The law guaranteed tobacco farmers in many states a minimum price for their crops. It allotted quotas to farms that produced tobacco at the time the law was enacted, which dictated how many acres they could plant. Tobacco buyers were penalized for buying from growers without quotas. Growers who didn't own a quota had to buy or rent one from those who did. The system propped up prices and limited production to narrow geographic areas and to plots of land rarely larger than 10 acres.
The system was junked in 2004 through a $9.6 billion buyout of tobacco growers and farmers who owned quotas, with tobacco companies funding the payments. Thousands of tobacco farmers, many reaching retirement age, collected their checks and stopped growing the crop. Some farmers planted strawberries or tried to raise catfish in their farm ponds.
In 2005, tobacco acreage dropped 27% from the year earlier, to 297,000 acres. With the government no longer supporting prices, those dropped too, to $1.64 per pound, from $1.98, according to the U.S. Agriculture Department. Cigarette makers worried that they wouldn't have enough supply.
But predictions from some quarters that tobacco farming was headed for extinction in the U.S. proved incorrect. Today, farmers can grow as much tobacco as they want, wherever they want. Economies of scale have kicked in." (thanks D.)

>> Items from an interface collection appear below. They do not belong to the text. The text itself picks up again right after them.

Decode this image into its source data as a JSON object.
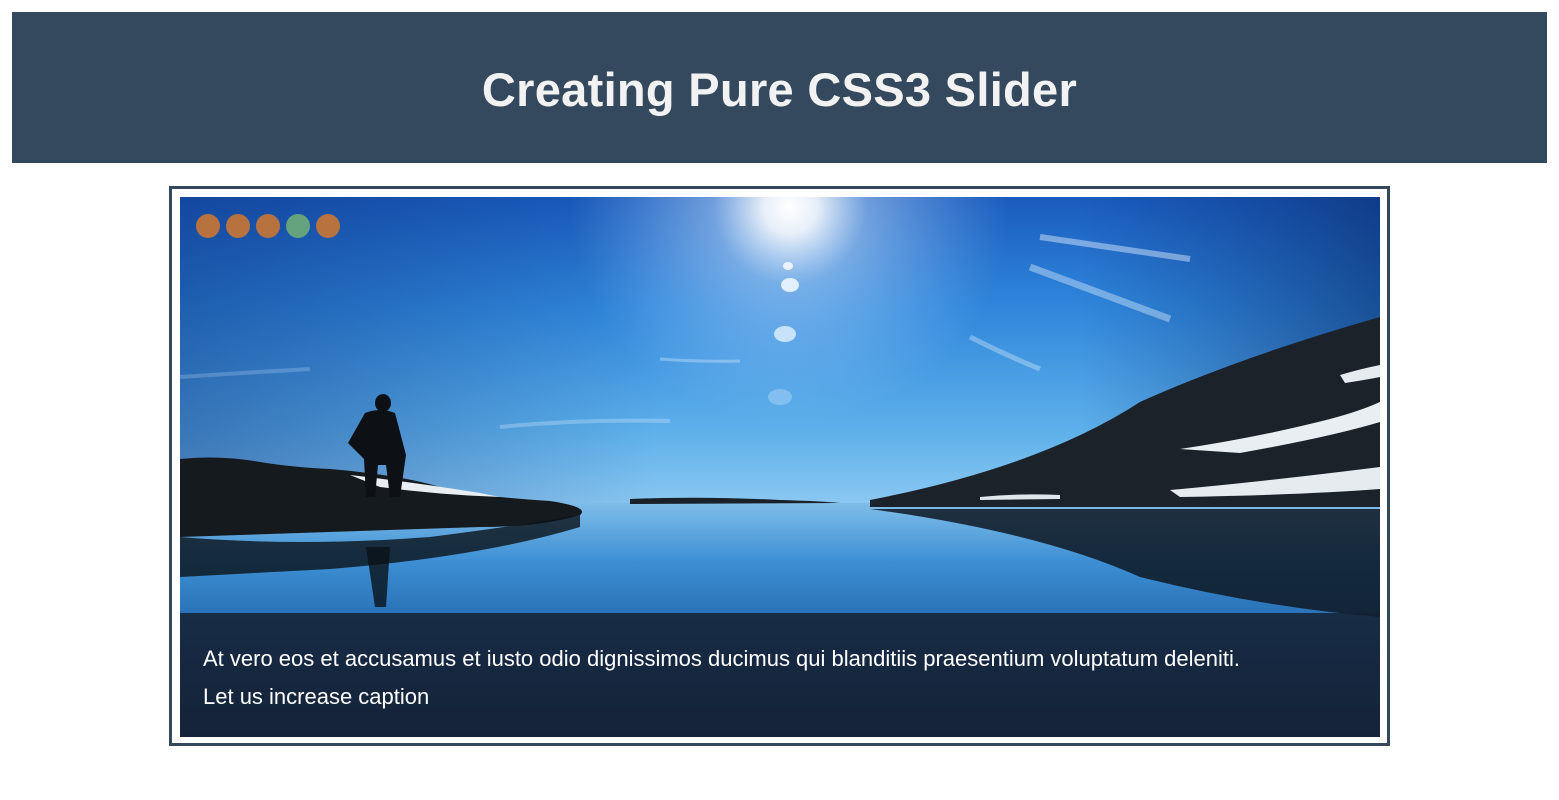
{
  "header": {
    "title": "Creating Pure CSS3 Slider",
    "background_color": "#34495e"
  },
  "slider": {
    "border_color": "#34495e",
    "image": {
      "description_icon": "landscape-photo"
    },
    "dots": [
      {
        "color": "#b87240",
        "active": false
      },
      {
        "color": "#b87240",
        "active": false
      },
      {
        "color": "#b87240",
        "active": false
      },
      {
        "color": "#64a37e",
        "active": true
      },
      {
        "color": "#b87240",
        "active": false
      }
    ],
    "caption": {
      "line1": "At vero eos et accusamus et iusto odio dignissimos ducimus qui blanditiis praesentium voluptatum deleniti.",
      "line2": "Let us increase caption"
    }
  }
}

Tobacco farming in Lebanon makes money to the State monopoly. This fact is well known. I used to think that the threat to remove subsidies was only meant to penalize the Southerners. I can see now that it is probably not the only reason: the US experience shows that there is great potential in planting tobacco, as international prices rise, but that the money is into large scale, capital intensive farming. For this, the current (false) subsidies system has to be junked, and tobacco farming liberalized. Then the large landowners can invest into hundreds of hectares of land and employ the current tobacco farmers as cheap labor.